# Your task
Every record needs to be repeated exactly; its pictures do not.

# Data
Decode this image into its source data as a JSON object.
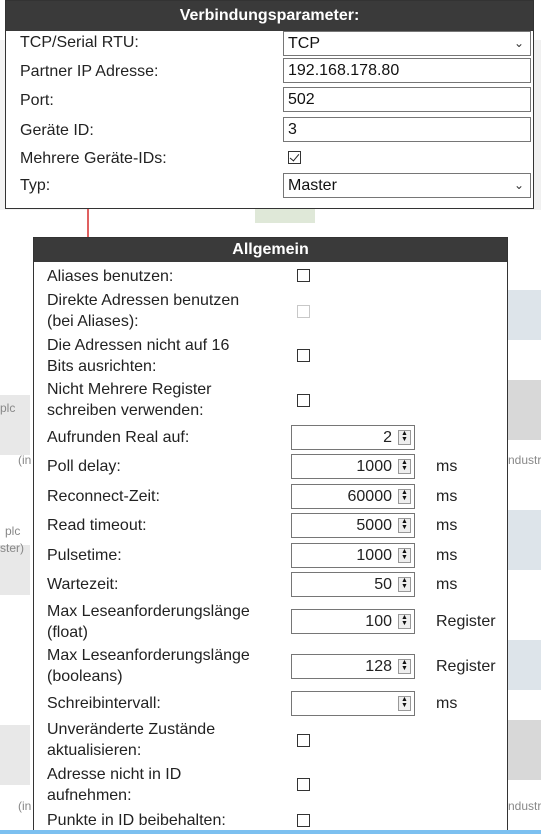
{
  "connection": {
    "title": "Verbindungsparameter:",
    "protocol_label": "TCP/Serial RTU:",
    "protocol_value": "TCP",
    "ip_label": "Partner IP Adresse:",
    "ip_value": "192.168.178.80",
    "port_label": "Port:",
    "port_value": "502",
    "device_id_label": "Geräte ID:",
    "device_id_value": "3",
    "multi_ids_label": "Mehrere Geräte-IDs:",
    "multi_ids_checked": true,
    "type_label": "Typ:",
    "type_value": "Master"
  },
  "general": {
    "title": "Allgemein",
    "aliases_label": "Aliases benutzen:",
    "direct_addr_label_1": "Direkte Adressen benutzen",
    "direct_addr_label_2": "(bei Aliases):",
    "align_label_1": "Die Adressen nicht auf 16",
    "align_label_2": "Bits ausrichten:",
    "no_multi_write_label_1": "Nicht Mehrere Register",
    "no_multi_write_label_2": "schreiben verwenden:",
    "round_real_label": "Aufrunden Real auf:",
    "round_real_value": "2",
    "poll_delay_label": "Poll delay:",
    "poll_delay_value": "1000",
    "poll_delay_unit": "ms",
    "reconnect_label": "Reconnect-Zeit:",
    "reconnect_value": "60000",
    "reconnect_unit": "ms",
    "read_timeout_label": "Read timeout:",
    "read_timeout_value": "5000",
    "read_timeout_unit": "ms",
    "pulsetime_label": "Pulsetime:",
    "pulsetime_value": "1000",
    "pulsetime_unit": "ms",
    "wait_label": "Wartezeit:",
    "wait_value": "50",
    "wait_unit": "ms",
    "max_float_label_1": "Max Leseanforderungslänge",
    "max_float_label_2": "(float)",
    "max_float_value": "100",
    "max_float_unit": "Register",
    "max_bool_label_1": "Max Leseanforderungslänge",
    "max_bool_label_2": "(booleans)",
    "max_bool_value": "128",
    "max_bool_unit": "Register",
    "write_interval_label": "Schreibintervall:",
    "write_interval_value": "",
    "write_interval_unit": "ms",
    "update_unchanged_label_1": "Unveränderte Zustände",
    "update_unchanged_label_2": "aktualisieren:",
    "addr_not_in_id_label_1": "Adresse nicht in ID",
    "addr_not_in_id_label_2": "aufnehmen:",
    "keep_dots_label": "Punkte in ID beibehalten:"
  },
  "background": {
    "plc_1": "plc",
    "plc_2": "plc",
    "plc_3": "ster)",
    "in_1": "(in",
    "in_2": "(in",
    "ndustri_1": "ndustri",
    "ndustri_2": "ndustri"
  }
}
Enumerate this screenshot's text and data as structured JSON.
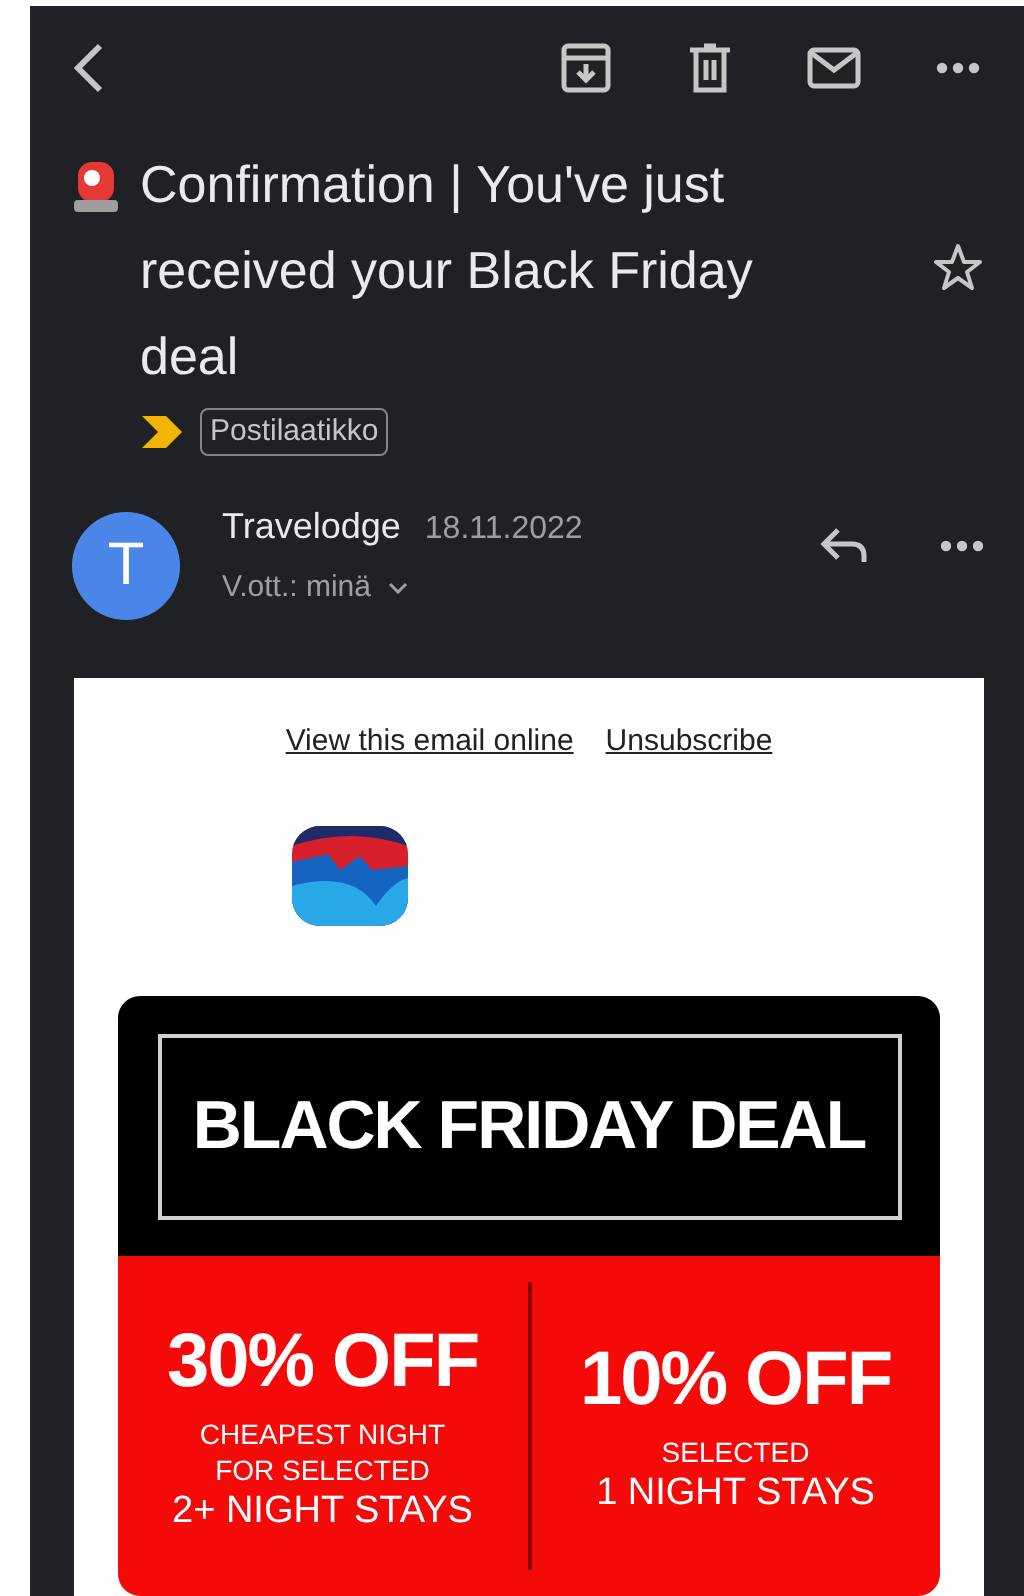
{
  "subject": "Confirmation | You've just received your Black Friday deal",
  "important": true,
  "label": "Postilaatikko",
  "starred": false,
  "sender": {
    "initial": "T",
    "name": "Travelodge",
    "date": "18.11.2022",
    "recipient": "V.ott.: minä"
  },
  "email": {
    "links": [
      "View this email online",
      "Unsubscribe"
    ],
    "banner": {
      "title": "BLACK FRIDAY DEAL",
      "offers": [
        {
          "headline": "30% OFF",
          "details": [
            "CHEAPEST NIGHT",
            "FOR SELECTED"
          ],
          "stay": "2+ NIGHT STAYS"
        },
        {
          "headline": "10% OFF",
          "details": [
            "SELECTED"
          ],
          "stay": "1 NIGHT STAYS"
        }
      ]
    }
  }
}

# Task response
Decode this image into its source data as a JSON object.
{
  "connection": {
    "title": "Verbindungsparameter:",
    "protocol_label": "TCP/Serial RTU:",
    "protocol_value": "TCP",
    "ip_label": "Partner IP Adresse:",
    "ip_value": "192.168.178.80",
    "port_label": "Port:",
    "port_value": "502",
    "device_id_label": "Geräte ID:",
    "device_id_value": "3",
    "multi_ids_label": "Mehrere Geräte-IDs:",
    "multi_ids_checked": true,
    "type_label": "Typ:",
    "type_value": "Master"
  },
  "general": {
    "title": "Allgemein",
    "aliases_label": "Aliases benutzen:",
    "direct_addr_label_1": "Direkte Adressen benutzen",
    "direct_addr_label_2": "(bei Aliases):",
    "align_label_1": "Die Adressen nicht auf 16",
    "align_label_2": "Bits ausrichten:",
    "no_multi_write_label_1": "Nicht Mehrere Register",
    "no_multi_write_label_2": "schreiben verwenden:",
    "round_real_label": "Aufrunden Real auf:",
    "round_real_value": "2",
    "poll_delay_label": "Poll delay:",
    "poll_delay_value": "1000",
    "poll_delay_unit": "ms",
    "reconnect_label": "Reconnect-Zeit:",
    "reconnect_value": "60000",
    "reconnect_unit": "ms",
    "read_timeout_label": "Read timeout:",
    "read_timeout_value": "5000",
    "read_timeout_unit": "ms",
    "pulsetime_label": "Pulsetime:",
    "pulsetime_value": "1000",
    "pulsetime_unit": "ms",
    "wait_label": "Wartezeit:",
    "wait_value": "50",
    "wait_unit": "ms",
    "max_float_label_1": "Max Leseanforderungslänge",
    "max_float_label_2": "(float)",
    "max_float_value": "100",
    "max_float_unit": "Register",
    "max_bool_label_1": "Max Leseanforderungslänge",
    "max_bool_label_2": "(booleans)",
    "max_bool_value": "128",
    "max_bool_unit": "Register",
    "write_interval_label": "Schreibintervall:",
    "write_interval_value": "",
    "write_interval_unit": "ms",
    "update_unchanged_label_1": "Unveränderte Zustände",
    "update_unchanged_label_2": "aktualisieren:",
    "addr_not_in_id_label_1": "Adresse nicht in ID",
    "addr_not_in_id_label_2": "aufnehmen:",
    "keep_dots_label": "Punkte in ID beibehalten:"
  },
  "background": {
    "plc_1": "plc",
    "plc_2": "plc",
    "plc_3": "ster)",
    "in_1": "(in",
    "in_2": "(in",
    "ndustri_1": "ndustri",
    "ndustri_2": "ndustri"
  }
}
Enumerate this screenshot's text and data as structured JSON.
{
  "subject": "Confirmation | You've just received your Black Friday deal",
  "important": true,
  "label": "Postilaatikko",
  "starred": false,
  "sender": {
    "initial": "T",
    "name": "Travelodge",
    "date": "18.11.2022",
    "recipient": "V.ott.: minä"
  },
  "email": {
    "links": [
      "View this email online",
      "Unsubscribe"
    ],
    "banner": {
      "title": "BLACK FRIDAY DEAL",
      "offers": [
        {
          "headline": "30% OFF",
          "details": [
            "CHEAPEST NIGHT",
            "FOR SELECTED"
          ],
          "stay": "2+ NIGHT STAYS"
        },
        {
          "headline": "10% OFF",
          "details": [
            "SELECTED"
          ],
          "stay": "1 NIGHT STAYS"
        }
      ]
    }
  }
}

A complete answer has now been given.